When I give workshops, I almost always have someone come up to me and tell me how much they have spent on a spotting scope and camera and that every photo they take is utter crap. I always ask how many photos they have taken and the number is rarely past 30.  You’re going to need to take a lot more photos than that with your new set up.  Also, the absolute worst time to get a new camera set up is right before you leave for a birding trip.  It’s best to be as familiar with your camera as possible so you don’t miss shots (and views) of those life birds. I got my new set up about 2 weeks before heading to Florida and tried to work in as much practice as I could.  I didn’t wait for a rare bird show up, I just went to a local duck pond where the townsfolk feed the waterfowl ample amounts of bread and corn and kept my finger on the shutter button. So many of my first photos were like this:

underexposed goose


Arty? Sure. Great? Nope!

It took me about two days and a little over 2000 photos to get an idea of how all the bells and whistles work on my camera with my scope. I had to relearn on the new Nikon which settings were best for cloudy, which for sunny…and which settings on the camera just flat out do not work when used for digiscoping.

canada goose

But I finally figured out the light settings and got photos of a Canada Goose that’s decent.

wood duck

Of course a camera is half the battle. There’s lighting and skill but when those elements line up, this new camera can get some incredible photos like the above Wood Duck. This camera also has an HD video feature and it’s amazing. I also learned in my practicing that HD can eat away a lot of space quickly on your SD cards, even an 8 gig.  After a card and a backup filled up quickly, I felt like Roy Scheider in Jaws, “We’re gonna need a bigger boat.”

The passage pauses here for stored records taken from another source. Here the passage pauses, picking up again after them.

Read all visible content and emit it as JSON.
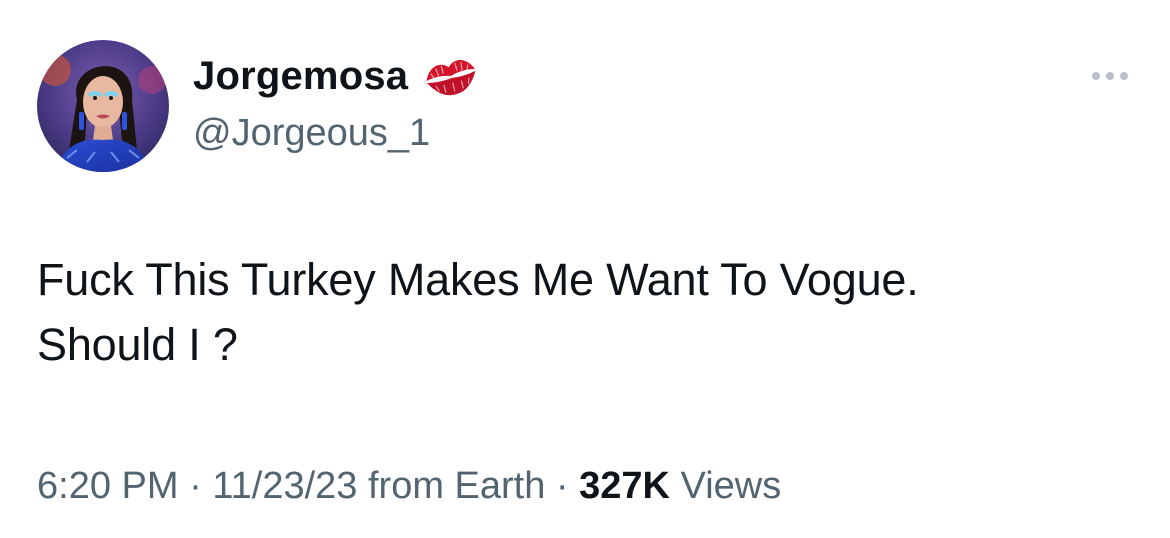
{
  "user": {
    "display_name": "Jorgemosa",
    "handle": "@Jorgeous_1",
    "badge_icon": "kiss-lips-icon"
  },
  "menu": {
    "more_icon": "more-horizontal-icon"
  },
  "tweet": {
    "line1": "Fuck This Turkey Makes Me Want To Vogue.",
    "line2": "Should I ?"
  },
  "meta": {
    "time": "6:20 PM",
    "separator1": " · ",
    "date": "11/23/23",
    "source": " from Earth",
    "separator2": " · ",
    "views_count": "327K",
    "views_label": " Views"
  },
  "colors": {
    "text": "#0f1419",
    "secondary": "#536471",
    "lips": "#d4142b",
    "more_dots": "#b8c1c9"
  }
}
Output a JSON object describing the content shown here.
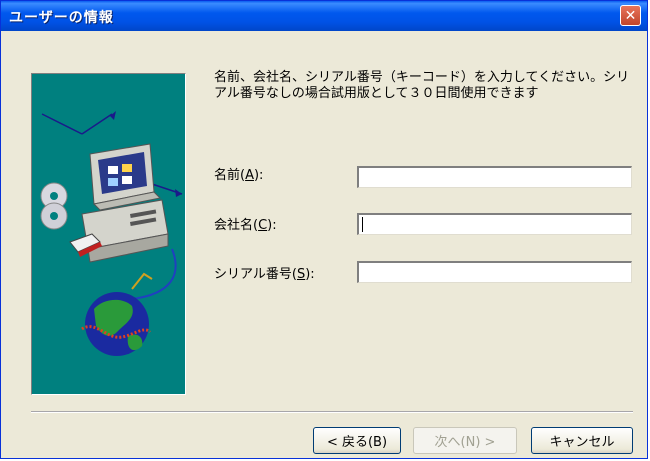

A friend is loaning me his 32 gig card for Florida so I can add that to the arsenal and see if purchasing one (or more) of those is the next logical step.

Speaking of digiscoping, I’ve set a challenge for myself to see how many different species I can digiscope in a year. It started as a fundraiser for Sax Zim Bog, MN so a visitor center can be built for all the birders who visit from around the globe. If you have ever visited the bog, you should consider donating–I don’t care if you pledge in my effort or another participant, this is a great spot that needs all the habitat preservation it can get.

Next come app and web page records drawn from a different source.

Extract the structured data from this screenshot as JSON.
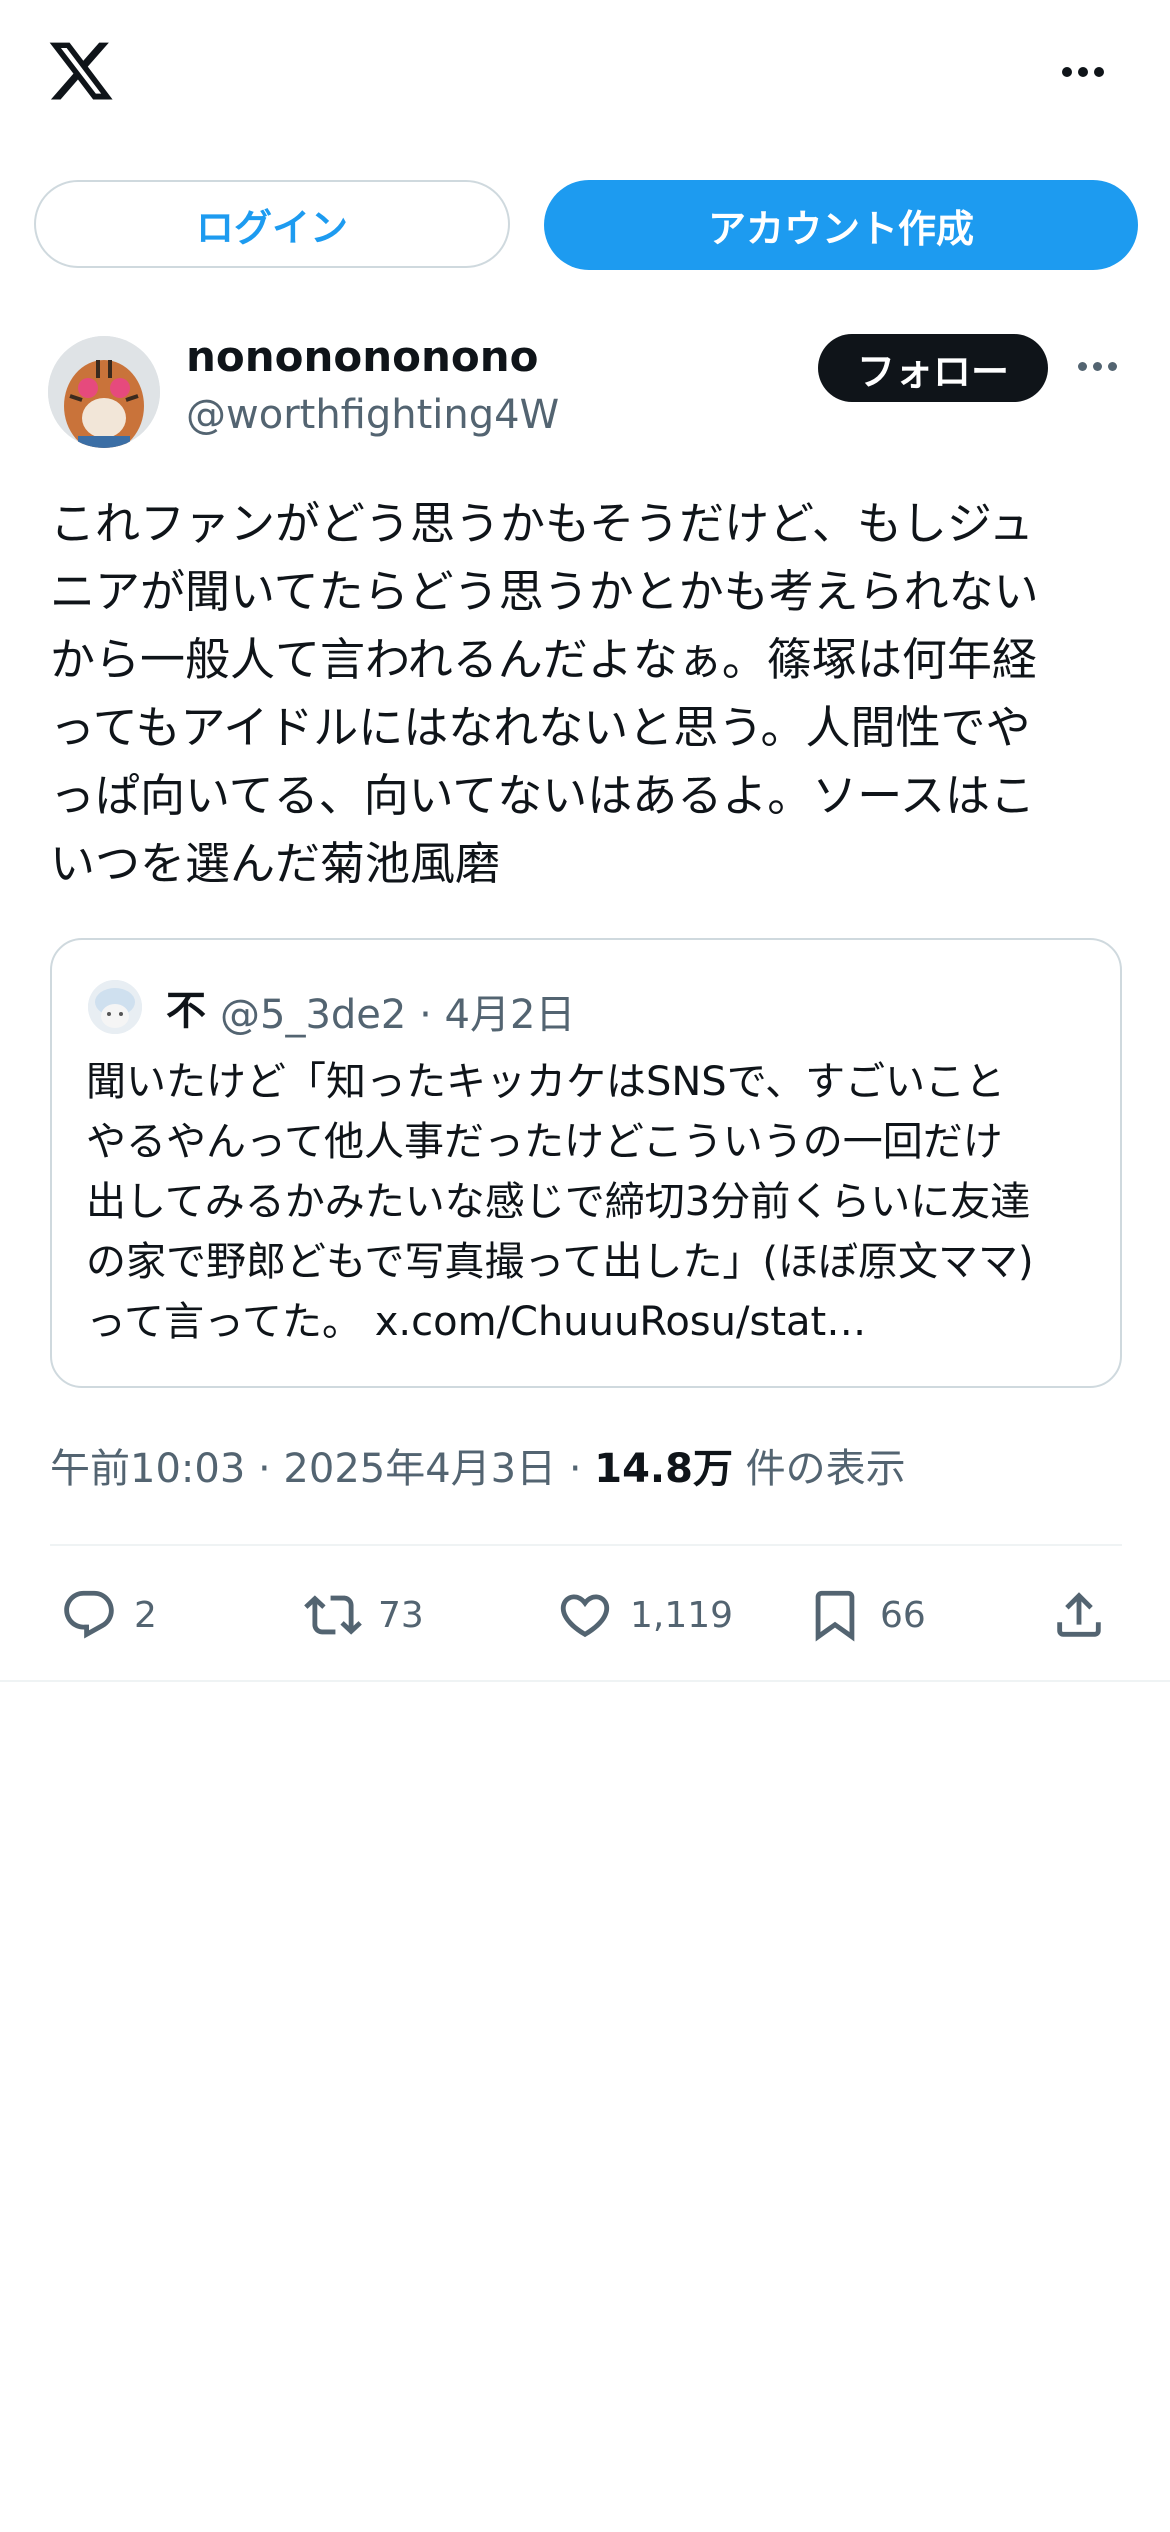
{
  "header": {
    "logo": "x-logo-icon",
    "more": "more-icon"
  },
  "auth": {
    "login_label": "ログイン",
    "signup_label": "アカウント作成"
  },
  "tweet": {
    "display_name": "nononononono",
    "handle": "@worthfighting4W",
    "follow_label": "フォロー",
    "text": "これファンがどう思うかもそうだけど、もしジュ\nニアが聞いてたらどう思うかとかも考えられない\nから一般人て言われるんだよなぁ。篠塚は何年経\nってもアイドルにはなれないと思う。人間性でや\nっぱ向いてる、向いてないはあるよ。ソースはこ\nいつを選んだ菊池風磨"
  },
  "quote": {
    "name": "不",
    "meta": "@5_3de2 · 4月2日",
    "text": "聞いたけど「知ったキッカケはSNSで、すごいこと\nやるやんって他人事だったけどこういうの一回だけ\n出してみるかみたいな感じで締切3分前くらいに友達\nの家で野郎どもで写真撮って出した」(ほぼ原文ママ)\nって言ってた。 x.com/ChuuuRosu/stat…"
  },
  "meta": {
    "timestamp": "午前10:03 · 2025年4月3日 · ",
    "views": "14.8万",
    "views_suffix": " 件の表示"
  },
  "actions": {
    "replies": "2",
    "retweets": "73",
    "likes": "1,119",
    "bookmarks": "66"
  },
  "colors": {
    "accent": "#1d9bf0",
    "text": "#0f1419",
    "muted": "#536471",
    "border": "#cfd9de"
  }
}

The fundraiser runs through June, but I’m going to keep my digiscoping challenge running all year and you can see the birds that I post on this Flickr set.

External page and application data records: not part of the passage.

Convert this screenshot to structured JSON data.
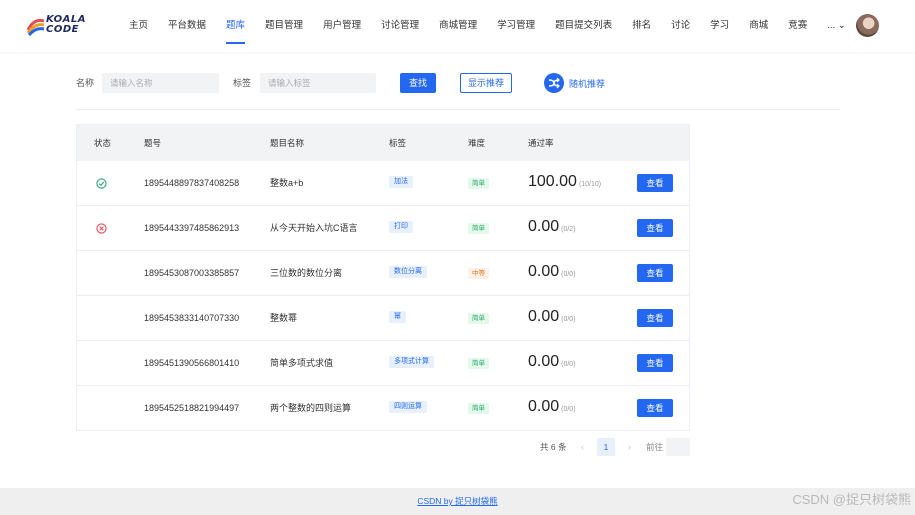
{
  "logo": {
    "line1": "KOALA",
    "line2": "CODE"
  },
  "nav": {
    "items": [
      "主页",
      "平台数据",
      "题库",
      "题目管理",
      "用户管理",
      "讨论管理",
      "商城管理",
      "学习管理",
      "题目提交列表",
      "排名",
      "讨论",
      "学习",
      "商城",
      "竞赛"
    ],
    "active": "题库",
    "more": "... ⌄"
  },
  "search": {
    "name_label": "名称",
    "name_placeholder": "请输入名称",
    "tag_label": "标签",
    "tag_placeholder": "请输入标签",
    "search_button": "查找",
    "recommend_button": "显示推荐",
    "random_label": "随机推荐"
  },
  "table": {
    "headers": {
      "status": "状态",
      "id": "题号",
      "name": "题目名称",
      "tag": "标签",
      "difficulty": "难度",
      "pass_rate": "通过率"
    },
    "rows": [
      {
        "status": "passed",
        "id": "1895448897837408258",
        "name": "整数a+b",
        "tag": "加法",
        "difficulty": "简单",
        "difficulty_level": "easy",
        "rate": "100.00",
        "ratio": "(10/10)",
        "action": "查看"
      },
      {
        "status": "failed",
        "id": "1895443397485862913",
        "name": "从今天开始入坑C语言",
        "tag": "打印",
        "difficulty": "简单",
        "difficulty_level": "easy",
        "rate": "0.00",
        "ratio": "(0/2)",
        "action": "查看"
      },
      {
        "status": "none",
        "id": "1895453087003385857",
        "name": "三位数的数位分离",
        "tag": "数位分离",
        "difficulty": "中等",
        "difficulty_level": "medium",
        "rate": "0.00",
        "ratio": "(0/0)",
        "action": "查看"
      },
      {
        "status": "none",
        "id": "1895453833140707330",
        "name": "整数幂",
        "tag": "幂",
        "difficulty": "简单",
        "difficulty_level": "easy",
        "rate": "0.00",
        "ratio": "(0/0)",
        "action": "查看"
      },
      {
        "status": "none",
        "id": "1895451390566801410",
        "name": "简单多项式求值",
        "tag": "多项式计算",
        "difficulty": "简单",
        "difficulty_level": "easy",
        "rate": "0.00",
        "ratio": "(0/0)",
        "action": "查看"
      },
      {
        "status": "none",
        "id": "1895452518821994497",
        "name": "两个整数的四则运算",
        "tag": "四则运算",
        "difficulty": "简单",
        "difficulty_level": "easy",
        "rate": "0.00",
        "ratio": "(0/0)",
        "action": "查看"
      }
    ]
  },
  "pagination": {
    "total": "共 6 条",
    "prev": "‹",
    "current": "1",
    "next": "›",
    "goto": "前往"
  },
  "footer": {
    "link": "CSDN by 捉只树袋熊"
  },
  "watermark": "CSDN @捉只树袋熊",
  "colors": {
    "primary": "#2468f2",
    "success": "#2ba471",
    "danger": "#e34d59",
    "warning": "#e37318"
  }
}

Written by Birdchick
Sharon Stiteler was given a Peterson Field Guide to Birds when she was seven years old and snapped. She loves birds - it’s just the way she’s wired. Since 1997, she has made it her goal to get paid to go birding. She runs the popular birding blog, Birdchick.com, and has been in The Wall Street Journal, The New York Times, and on NBC Nightly News as well as making regular appearances on Twin Cities’ TV and radio stations. She’s a professional speaker and story-teller and her writing can be found in several publications including WildBird Magazine, Outdoor News, and Birding Business. She wrote the books 1001 Secrets Every Birder Should Know, Disapproving Rabbits and City Birds/Country Birds. When she’s not digiscoping, tweeting or banding birds, she’s a part-time park ranger and award-winning beekeeper.